Print back every record below, exactly as it stands.

(Page and application data records)
+-------+

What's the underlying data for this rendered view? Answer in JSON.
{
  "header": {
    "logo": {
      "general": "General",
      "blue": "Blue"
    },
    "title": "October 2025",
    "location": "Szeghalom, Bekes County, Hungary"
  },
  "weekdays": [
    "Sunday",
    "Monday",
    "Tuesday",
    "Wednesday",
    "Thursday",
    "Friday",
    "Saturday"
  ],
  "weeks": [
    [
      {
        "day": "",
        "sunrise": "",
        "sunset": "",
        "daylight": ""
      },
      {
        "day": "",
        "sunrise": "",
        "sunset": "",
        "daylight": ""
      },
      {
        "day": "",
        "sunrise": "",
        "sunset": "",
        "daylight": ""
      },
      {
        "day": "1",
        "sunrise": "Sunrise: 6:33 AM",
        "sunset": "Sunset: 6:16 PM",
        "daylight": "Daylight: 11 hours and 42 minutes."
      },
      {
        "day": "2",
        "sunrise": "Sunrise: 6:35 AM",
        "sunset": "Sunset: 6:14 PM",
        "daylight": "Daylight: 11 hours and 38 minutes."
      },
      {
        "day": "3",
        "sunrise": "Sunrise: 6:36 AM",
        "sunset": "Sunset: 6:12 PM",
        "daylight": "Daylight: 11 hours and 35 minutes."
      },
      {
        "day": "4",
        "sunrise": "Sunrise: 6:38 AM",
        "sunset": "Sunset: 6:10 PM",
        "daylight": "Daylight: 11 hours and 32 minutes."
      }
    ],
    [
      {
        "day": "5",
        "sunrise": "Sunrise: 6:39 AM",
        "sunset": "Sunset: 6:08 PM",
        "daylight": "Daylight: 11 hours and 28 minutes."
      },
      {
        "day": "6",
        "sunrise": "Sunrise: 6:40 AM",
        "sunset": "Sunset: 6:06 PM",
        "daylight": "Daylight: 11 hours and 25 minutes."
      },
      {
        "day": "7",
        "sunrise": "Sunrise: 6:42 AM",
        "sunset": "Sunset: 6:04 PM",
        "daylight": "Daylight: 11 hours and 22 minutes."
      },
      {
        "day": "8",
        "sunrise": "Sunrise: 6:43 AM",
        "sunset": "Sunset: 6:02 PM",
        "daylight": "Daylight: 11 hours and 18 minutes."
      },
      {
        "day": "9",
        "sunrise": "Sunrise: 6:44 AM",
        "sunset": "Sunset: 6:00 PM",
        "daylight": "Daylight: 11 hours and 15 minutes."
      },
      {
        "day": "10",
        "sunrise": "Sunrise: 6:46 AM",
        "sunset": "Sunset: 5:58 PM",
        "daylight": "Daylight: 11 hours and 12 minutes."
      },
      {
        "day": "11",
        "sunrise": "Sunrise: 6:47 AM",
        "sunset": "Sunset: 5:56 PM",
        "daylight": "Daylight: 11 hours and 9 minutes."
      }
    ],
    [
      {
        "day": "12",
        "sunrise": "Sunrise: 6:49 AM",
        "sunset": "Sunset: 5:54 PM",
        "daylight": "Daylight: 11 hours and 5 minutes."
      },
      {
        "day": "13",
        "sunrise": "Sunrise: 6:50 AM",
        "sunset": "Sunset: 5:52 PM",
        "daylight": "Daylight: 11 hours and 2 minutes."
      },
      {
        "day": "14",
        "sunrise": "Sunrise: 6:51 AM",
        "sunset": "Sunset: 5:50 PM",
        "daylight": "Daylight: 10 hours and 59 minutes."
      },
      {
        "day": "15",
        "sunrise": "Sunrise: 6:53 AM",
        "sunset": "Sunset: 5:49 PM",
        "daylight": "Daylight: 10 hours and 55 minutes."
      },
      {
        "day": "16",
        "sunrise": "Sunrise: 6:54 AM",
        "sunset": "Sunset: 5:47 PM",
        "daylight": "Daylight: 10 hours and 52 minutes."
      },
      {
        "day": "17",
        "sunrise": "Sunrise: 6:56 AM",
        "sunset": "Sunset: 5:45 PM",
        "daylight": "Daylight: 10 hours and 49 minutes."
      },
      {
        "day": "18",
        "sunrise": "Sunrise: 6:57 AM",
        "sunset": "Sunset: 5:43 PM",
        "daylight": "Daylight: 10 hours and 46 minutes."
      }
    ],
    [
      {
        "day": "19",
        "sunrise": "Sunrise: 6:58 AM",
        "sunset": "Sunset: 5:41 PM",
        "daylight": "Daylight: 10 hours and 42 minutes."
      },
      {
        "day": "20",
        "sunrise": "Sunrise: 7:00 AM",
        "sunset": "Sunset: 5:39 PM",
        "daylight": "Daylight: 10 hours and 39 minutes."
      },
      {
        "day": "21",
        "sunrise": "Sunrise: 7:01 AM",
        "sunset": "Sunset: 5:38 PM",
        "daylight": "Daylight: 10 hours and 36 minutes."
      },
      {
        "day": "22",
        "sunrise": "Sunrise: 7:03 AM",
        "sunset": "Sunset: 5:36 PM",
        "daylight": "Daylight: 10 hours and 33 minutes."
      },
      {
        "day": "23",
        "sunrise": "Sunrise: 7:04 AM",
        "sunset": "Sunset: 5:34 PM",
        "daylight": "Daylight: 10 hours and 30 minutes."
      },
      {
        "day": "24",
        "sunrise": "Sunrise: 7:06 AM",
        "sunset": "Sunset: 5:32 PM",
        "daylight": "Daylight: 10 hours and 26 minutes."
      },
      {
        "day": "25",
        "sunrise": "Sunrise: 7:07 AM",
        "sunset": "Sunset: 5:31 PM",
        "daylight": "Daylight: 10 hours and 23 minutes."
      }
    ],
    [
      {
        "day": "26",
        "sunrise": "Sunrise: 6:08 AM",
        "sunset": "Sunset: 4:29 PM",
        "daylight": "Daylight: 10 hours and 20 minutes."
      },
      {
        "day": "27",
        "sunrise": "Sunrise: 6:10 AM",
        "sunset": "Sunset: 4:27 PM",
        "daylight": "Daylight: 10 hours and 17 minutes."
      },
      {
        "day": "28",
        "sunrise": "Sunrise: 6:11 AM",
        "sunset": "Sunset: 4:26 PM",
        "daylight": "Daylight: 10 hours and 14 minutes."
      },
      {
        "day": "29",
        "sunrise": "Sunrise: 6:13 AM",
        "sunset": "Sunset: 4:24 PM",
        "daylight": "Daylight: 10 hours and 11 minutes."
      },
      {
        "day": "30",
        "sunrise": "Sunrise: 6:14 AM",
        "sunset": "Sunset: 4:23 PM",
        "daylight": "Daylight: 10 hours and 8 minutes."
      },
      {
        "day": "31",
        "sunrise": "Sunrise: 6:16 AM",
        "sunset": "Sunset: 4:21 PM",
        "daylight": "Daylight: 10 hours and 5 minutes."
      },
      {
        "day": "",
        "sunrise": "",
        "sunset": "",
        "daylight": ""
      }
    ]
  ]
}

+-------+

§ Answer:
What's the underlying data for this rendered view? Answer in JSON.
{
  "header": {
    "logo": {
      "general": "General",
      "blue": "Blue"
    },
    "title": "October 2025",
    "location": "Szeghalom, Bekes County, Hungary"
  },
  "weekdays": [
    "Sunday",
    "Monday",
    "Tuesday",
    "Wednesday",
    "Thursday",
    "Friday",
    "Saturday"
  ],
  "weeks": [
    [
      {
        "day": "",
        "sunrise": "",
        "sunset": "",
        "daylight": ""
      },
      {
        "day": "",
        "sunrise": "",
        "sunset": "",
        "daylight": ""
      },
      {
        "day": "",
        "sunrise": "",
        "sunset": "",
        "daylight": ""
      },
      {
        "day": "1",
        "sunrise": "Sunrise: 6:33 AM",
        "sunset": "Sunset: 6:16 PM",
        "daylight": "Daylight: 11 hours and 42 minutes."
      },
      {
        "day": "2",
        "sunrise": "Sunrise: 6:35 AM",
        "sunset": "Sunset: 6:14 PM",
        "daylight": "Daylight: 11 hours and 38 minutes."
      },
      {
        "day": "3",
        "sunrise": "Sunrise: 6:36 AM",
        "sunset": "Sunset: 6:12 PM",
        "daylight": "Daylight: 11 hours and 35 minutes."
      },
      {
        "day": "4",
        "sunrise": "Sunrise: 6:38 AM",
        "sunset": "Sunset: 6:10 PM",
        "daylight": "Daylight: 11 hours and 32 minutes."
      }
    ],
    [
      {
        "day": "5",
        "sunrise": "Sunrise: 6:39 AM",
        "sunset": "Sunset: 6:08 PM",
        "daylight": "Daylight: 11 hours and 28 minutes."
      },
      {
        "day": "6",
        "sunrise": "Sunrise: 6:40 AM",
        "sunset": "Sunset: 6:06 PM",
        "daylight": "Daylight: 11 hours and 25 minutes."
      },
      {
        "day": "7",
        "sunrise": "Sunrise: 6:42 AM",
        "sunset": "Sunset: 6:04 PM",
        "daylight": "Daylight: 11 hours and 22 minutes."
      },
      {
        "day": "8",
        "sunrise": "Sunrise: 6:43 AM",
        "sunset": "Sunset: 6:02 PM",
        "daylight": "Daylight: 11 hours and 18 minutes."
      },
      {
        "day": "9",
        "sunrise": "Sunrise: 6:44 AM",
        "sunset": "Sunset: 6:00 PM",
        "daylight": "Daylight: 11 hours and 15 minutes."
      },
      {
        "day": "10",
        "sunrise": "Sunrise: 6:46 AM",
        "sunset": "Sunset: 5:58 PM",
        "daylight": "Daylight: 11 hours and 12 minutes."
      },
      {
        "day": "11",
        "sunrise": "Sunrise: 6:47 AM",
        "sunset": "Sunset: 5:56 PM",
        "daylight": "Daylight: 11 hours and 9 minutes."
      }
    ],
    [
      {
        "day": "12",
        "sunrise": "Sunrise: 6:49 AM",
        "sunset": "Sunset: 5:54 PM",
        "daylight": "Daylight: 11 hours and 5 minutes."
      },
      {
        "day": "13",
        "sunrise": "Sunrise: 6:50 AM",
        "sunset": "Sunset: 5:52 PM",
        "daylight": "Daylight: 11 hours and 2 minutes."
      },
      {
        "day": "14",
        "sunrise": "Sunrise: 6:51 AM",
        "sunset": "Sunset: 5:50 PM",
        "daylight": "Daylight: 10 hours and 59 minutes."
      },
      {
        "day": "15",
        "sunrise": "Sunrise: 6:53 AM",
        "sunset": "Sunset: 5:49 PM",
        "daylight": "Daylight: 10 hours and 55 minutes."
      },
      {
        "day": "16",
        "sunrise": "Sunrise: 6:54 AM",
        "sunset": "Sunset: 5:47 PM",
        "daylight": "Daylight: 10 hours and 52 minutes."
      },
      {
        "day": "17",
        "sunrise": "Sunrise: 6:56 AM",
        "sunset": "Sunset: 5:45 PM",
        "daylight": "Daylight: 10 hours and 49 minutes."
      },
      {
        "day": "18",
        "sunrise": "Sunrise: 6:57 AM",
        "sunset": "Sunset: 5:43 PM",
        "daylight": "Daylight: 10 hours and 46 minutes."
      }
    ],
    [
      {
        "day": "19",
        "sunrise": "Sunrise: 6:58 AM",
        "sunset": "Sunset: 5:41 PM",
        "daylight": "Daylight: 10 hours and 42 minutes."
      },
      {
        "day": "20",
        "sunrise": "Sunrise: 7:00 AM",
        "sunset": "Sunset: 5:39 PM",
        "daylight": "Daylight: 10 hours and 39 minutes."
      },
      {
        "day": "21",
        "sunrise": "Sunrise: 7:01 AM",
        "sunset": "Sunset: 5:38 PM",
        "daylight": "Daylight: 10 hours and 36 minutes."
      },
      {
        "day": "22",
        "sunrise": "Sunrise: 7:03 AM",
        "sunset": "Sunset: 5:36 PM",
        "daylight": "Daylight: 10 hours and 33 minutes."
      },
      {
        "day": "23",
        "sunrise": "Sunrise: 7:04 AM",
        "sunset": "Sunset: 5:34 PM",
        "daylight": "Daylight: 10 hours and 30 minutes."
      },
      {
        "day": "24",
        "sunrise": "Sunrise: 7:06 AM",
        "sunset": "Sunset: 5:32 PM",
        "daylight": "Daylight: 10 hours and 26 minutes."
      },
      {
        "day": "25",
        "sunrise": "Sunrise: 7:07 AM",
        "sunset": "Sunset: 5:31 PM",
        "daylight": "Daylight: 10 hours and 23 minutes."
      }
    ],
    [
      {
        "day": "26",
        "sunrise": "Sunrise: 6:08 AM",
        "sunset": "Sunset: 4:29 PM",
        "daylight": "Daylight: 10 hours and 20 minutes."
      },
      {
        "day": "27",
        "sunrise": "Sunrise: 6:10 AM",
        "sunset": "Sunset: 4:27 PM",
        "daylight": "Daylight: 10 hours and 17 minutes."
      },
      {
        "day": "28",
        "sunrise": "Sunrise: 6:11 AM",
        "sunset": "Sunset: 4:26 PM",
        "daylight": "Daylight: 10 hours and 14 minutes."
      },
      {
        "day": "29",
        "sunrise": "Sunrise: 6:13 AM",
        "sunset": "Sunset: 4:24 PM",
        "daylight": "Daylight: 10 hours and 11 minutes."
      },
      {
        "day": "30",
        "sunrise": "Sunrise: 6:14 AM",
        "sunset": "Sunset: 4:23 PM",
        "daylight": "Daylight: 10 hours and 8 minutes."
      },
      {
        "day": "31",
        "sunrise": "Sunrise: 6:16 AM",
        "sunset": "Sunset: 4:21 PM",
        "daylight": "Daylight: 10 hours and 5 minutes."
      },
      {
        "day": "",
        "sunrise": "",
        "sunset": "",
        "daylight": ""
      }
    ]
  ]
}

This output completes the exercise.